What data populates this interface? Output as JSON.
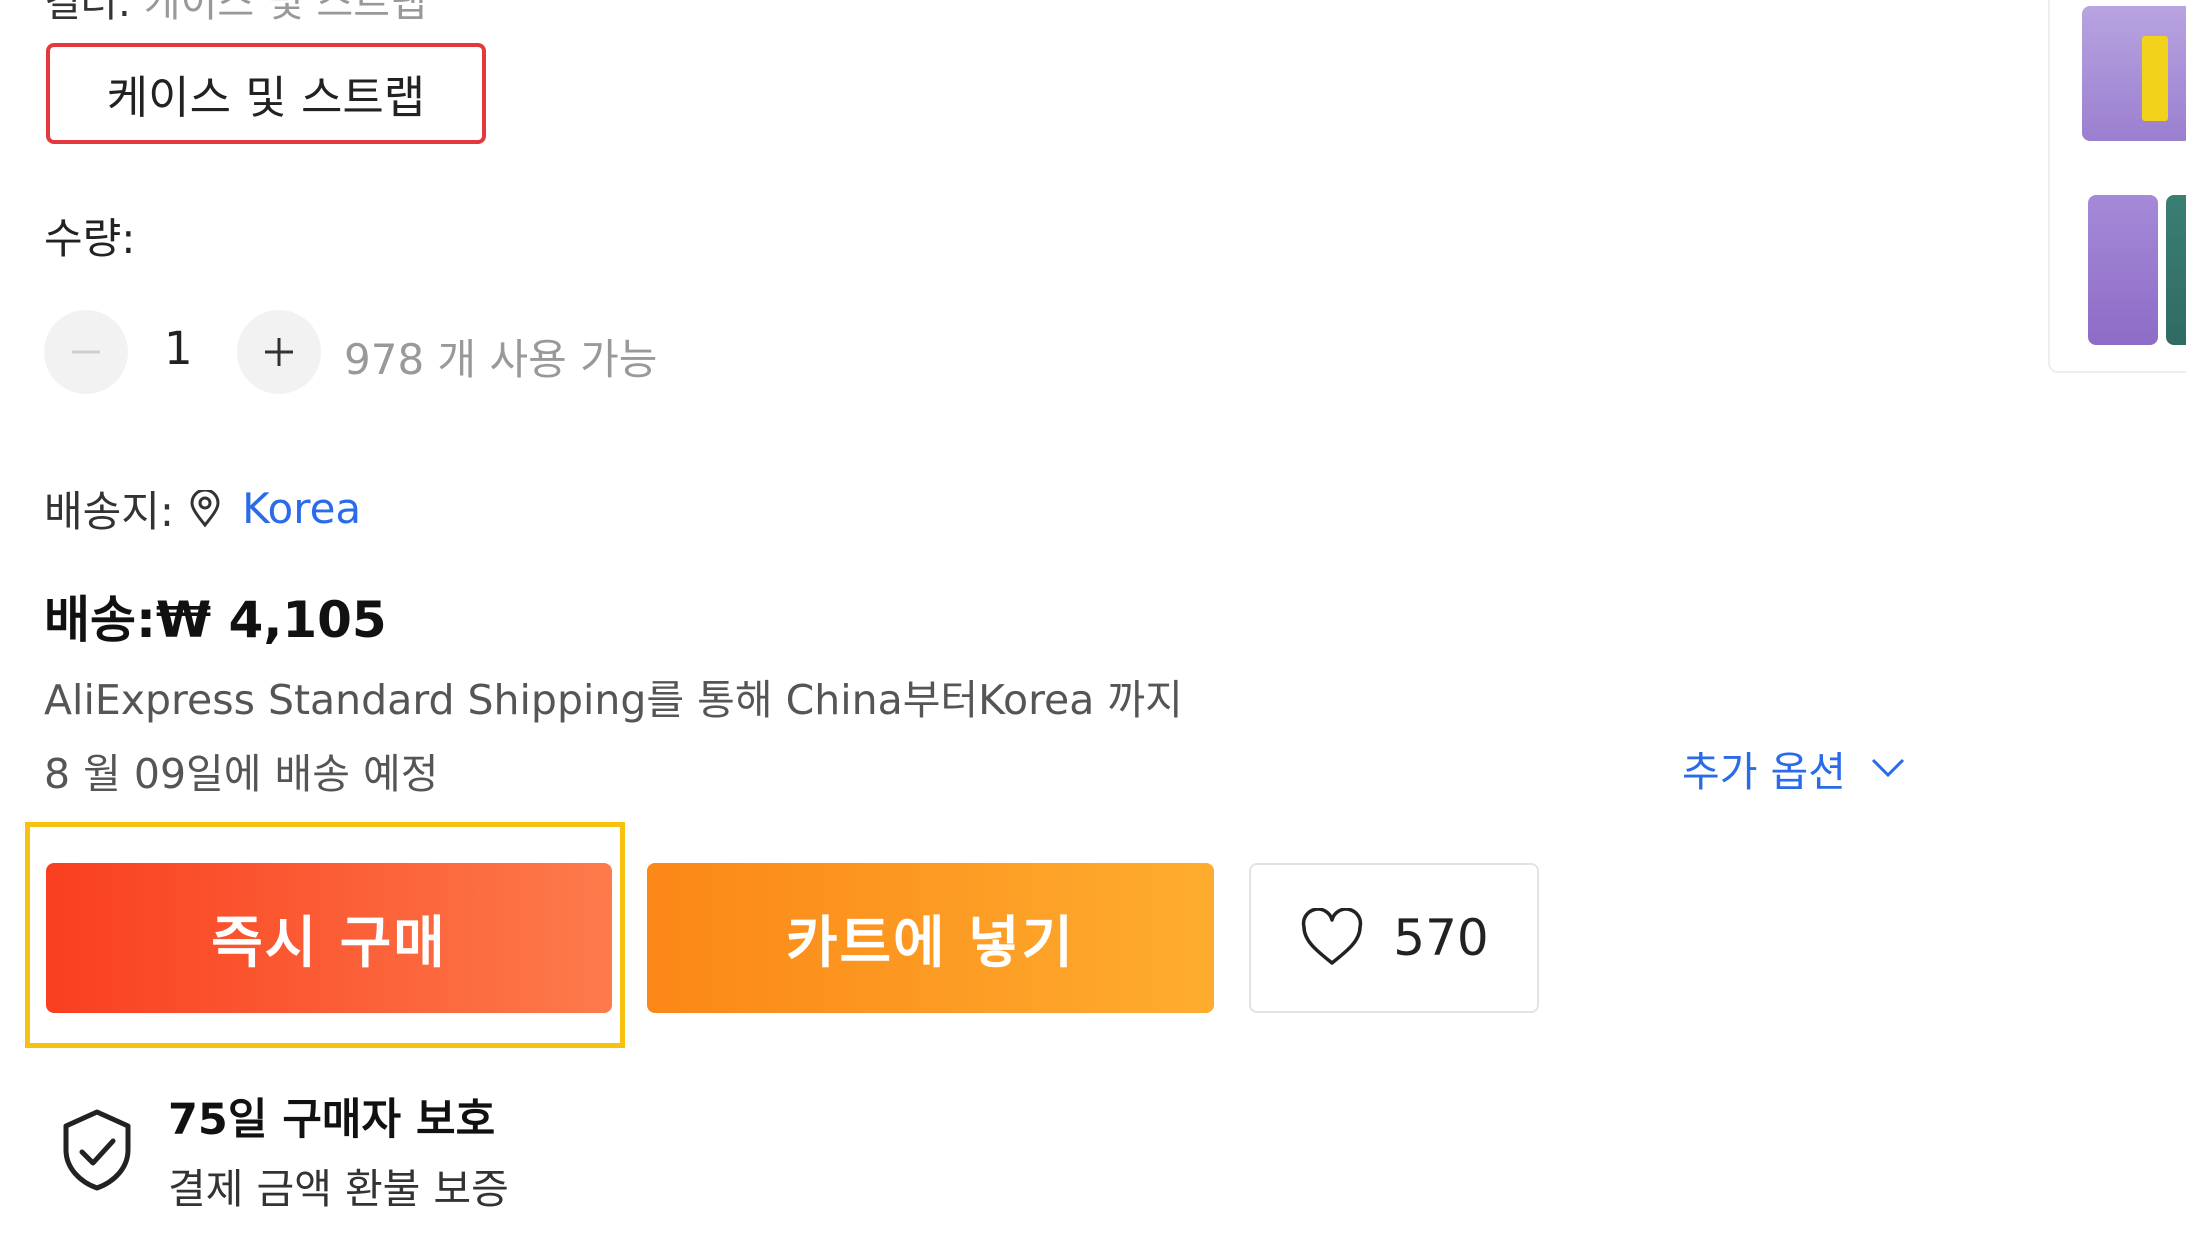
{
  "variant": {
    "cut_label": "컬러:",
    "cut_value": "케이스 및 스트랩",
    "selected_option": "케이스 및 스트랩",
    "selected_border_color": "#e4393c"
  },
  "quantity": {
    "label": "수량:",
    "value": "1",
    "minus_symbol": "−",
    "plus_symbol": "+",
    "available_text": "978 개 사용 가능"
  },
  "shipping": {
    "ship_to_label": "배송지:",
    "pin_icon": "location-pin-icon",
    "country": "Korea",
    "price_text": "배송:₩ 4,105",
    "method_text": "AliExpress Standard Shipping를 통해 China부터Korea 까지",
    "delivery_text": "8 월 09일에 배송 예정",
    "more_options_label": "추가 옵션",
    "chevron_icon": "chevron-down-icon",
    "link_color": "#2a6be9"
  },
  "actions": {
    "buy_now_label": "즉시 구매",
    "add_to_cart_label": "카트에 넣기",
    "wishlist_icon": "heart-icon",
    "wishlist_count": "570",
    "buy_color": "#f93f1f",
    "cart_color": "#fb8717",
    "highlight_color": "#f7c10f"
  },
  "protection": {
    "icon": "shield-check-icon",
    "title": "75일 구매자 보호",
    "subtitle": "결제 금액 환불 보증"
  },
  "thumbnails": {
    "colors": [
      "#9b7fd0",
      "#8d6cc6",
      "#2f6b63"
    ]
  }
}
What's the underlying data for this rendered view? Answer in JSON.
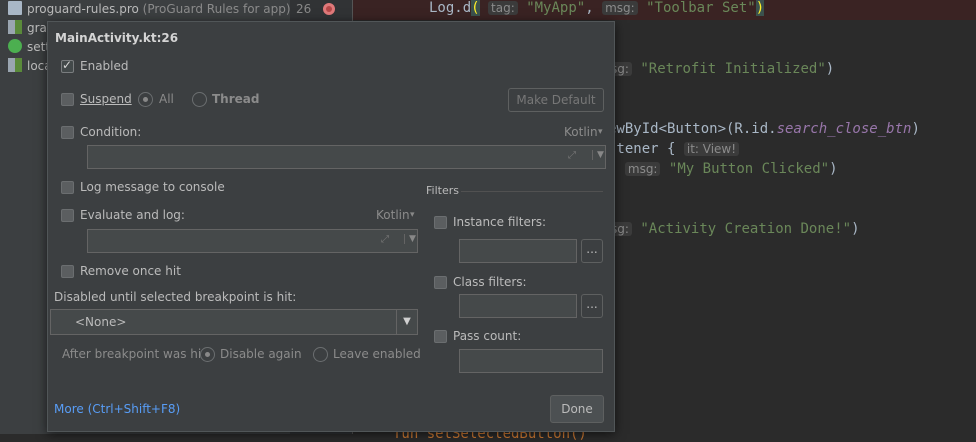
{
  "tree": {
    "items": [
      {
        "label": "proguard-rules.pro",
        "hint": "(ProGuard Rules for app)",
        "icon": "file-icon"
      },
      {
        "label": "grad",
        "hint": "",
        "icon": "gradle-icon"
      },
      {
        "label": "setti",
        "hint": "",
        "icon": "settings-gradle-icon"
      },
      {
        "label": "loca",
        "hint": "",
        "icon": "properties-icon"
      }
    ]
  },
  "gutter": {
    "line_number": "26"
  },
  "code": {
    "line1": {
      "fn": "Log.d",
      "tag_hint": "tag:",
      "tag": "\"MyApp\"",
      "msg_hint": "msg:",
      "msg": "\"Toolbar Set\""
    },
    "line2": {
      "msg_hint": "sg:",
      "msg": "\"Retrofit Initialized\""
    },
    "line3": {
      "pre": "ewById<Button>(R.id.",
      "id": "search_close_btn",
      "post": ")"
    },
    "line4": {
      "pre": "stener {",
      "hint": "it: View!"
    },
    "line5": {
      "pre": ",",
      "msg_hint": "msg:",
      "msg": "\"My Button Clicked\"",
      "post": ")"
    },
    "line6": {
      "msg_hint": "sg:",
      "msg": "\"Activity Creation Done!\"",
      "post": ")"
    },
    "line7": {
      "text": "fun setSelectedButton()"
    }
  },
  "dialog": {
    "title": "MainActivity.kt:26",
    "enabled": "Enabled",
    "suspend": "Suspend",
    "all": "All",
    "thread": "Thread",
    "make_default": "Make Default",
    "condition": "Condition:",
    "kotlin": "Kotlin",
    "log_message": "Log message to console",
    "evaluate_log": "Evaluate and log:",
    "kotlin2": "Kotlin",
    "remove_once_hit": "Remove once hit",
    "disabled_until": "Disabled until selected breakpoint is hit:",
    "none_option": "<None>",
    "after_hit": "After breakpoint was hit",
    "disable_again": "Disable again",
    "leave_enabled": "Leave enabled",
    "filters": "Filters",
    "instance_filters": "Instance filters:",
    "class_filters": "Class filters:",
    "pass_count": "Pass count:",
    "more": "More (Ctrl+Shift+F8)",
    "done": "Done",
    "ellipsis": "...",
    "link_color": "#589df6"
  }
}
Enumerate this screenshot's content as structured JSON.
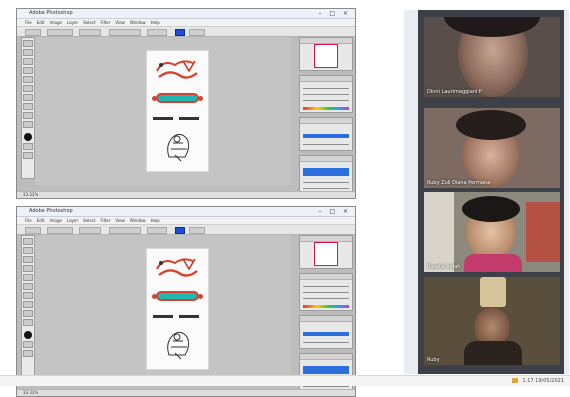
{
  "editor_top": {
    "title": "Adobe Photoshop",
    "menu": [
      "File",
      "Edit",
      "Image",
      "Layer",
      "Select",
      "Filter",
      "View",
      "Window",
      "Help"
    ],
    "status": "33.33%"
  },
  "editor_bottom": {
    "title": "Adobe Photoshop",
    "menu": [
      "File",
      "Edit",
      "Image",
      "Layer",
      "Select",
      "Filter",
      "View",
      "Window",
      "Help"
    ],
    "status": "33.33%"
  },
  "window_buttons": "– □ ×",
  "participants": [
    {
      "name": "Dinni Laurimaggiani P",
      "bg": "#5a4e4a"
    },
    {
      "name": "Ruby Zuli Diana Permana",
      "bg": "#7c6a63"
    },
    {
      "name": "Rosalia Indah",
      "bg": "#8b8a7d"
    },
    {
      "name": "Ruby",
      "bg": "#5a4f3c"
    }
  ],
  "taskbar": {
    "tray_text": "1:17  19/05/2021"
  },
  "colors": {
    "accent_blue": "#2a6fdc",
    "poster_red": "#d9412d",
    "poster_teal": "#1fb6b3"
  }
}
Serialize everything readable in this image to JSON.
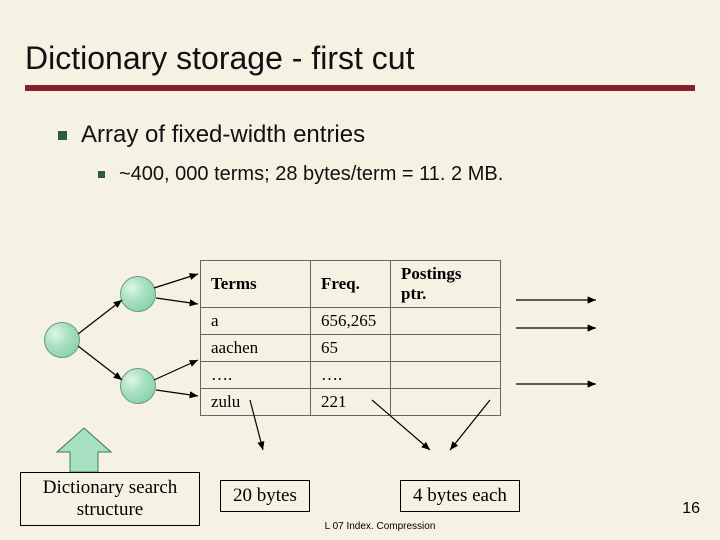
{
  "title": "Dictionary storage - first cut",
  "bullets": {
    "b1": "Array of fixed-width entries",
    "b2": "~400, 000 terms; 28 bytes/term = 11. 2 MB."
  },
  "table": {
    "headers": [
      "Terms",
      "Freq.",
      "Postings ptr."
    ],
    "rows": [
      [
        "a",
        "656,265",
        ""
      ],
      [
        "aachen",
        "65",
        ""
      ],
      [
        "….",
        "….",
        ""
      ],
      [
        "zulu",
        "221",
        ""
      ]
    ]
  },
  "dict_label": "Dictionary search\nstructure",
  "bytes20": "20 bytes",
  "bytes4": "4 bytes each",
  "footer": "L 07 Index. Compression",
  "pagenum": "16"
}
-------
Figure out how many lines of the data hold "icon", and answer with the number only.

Result =
8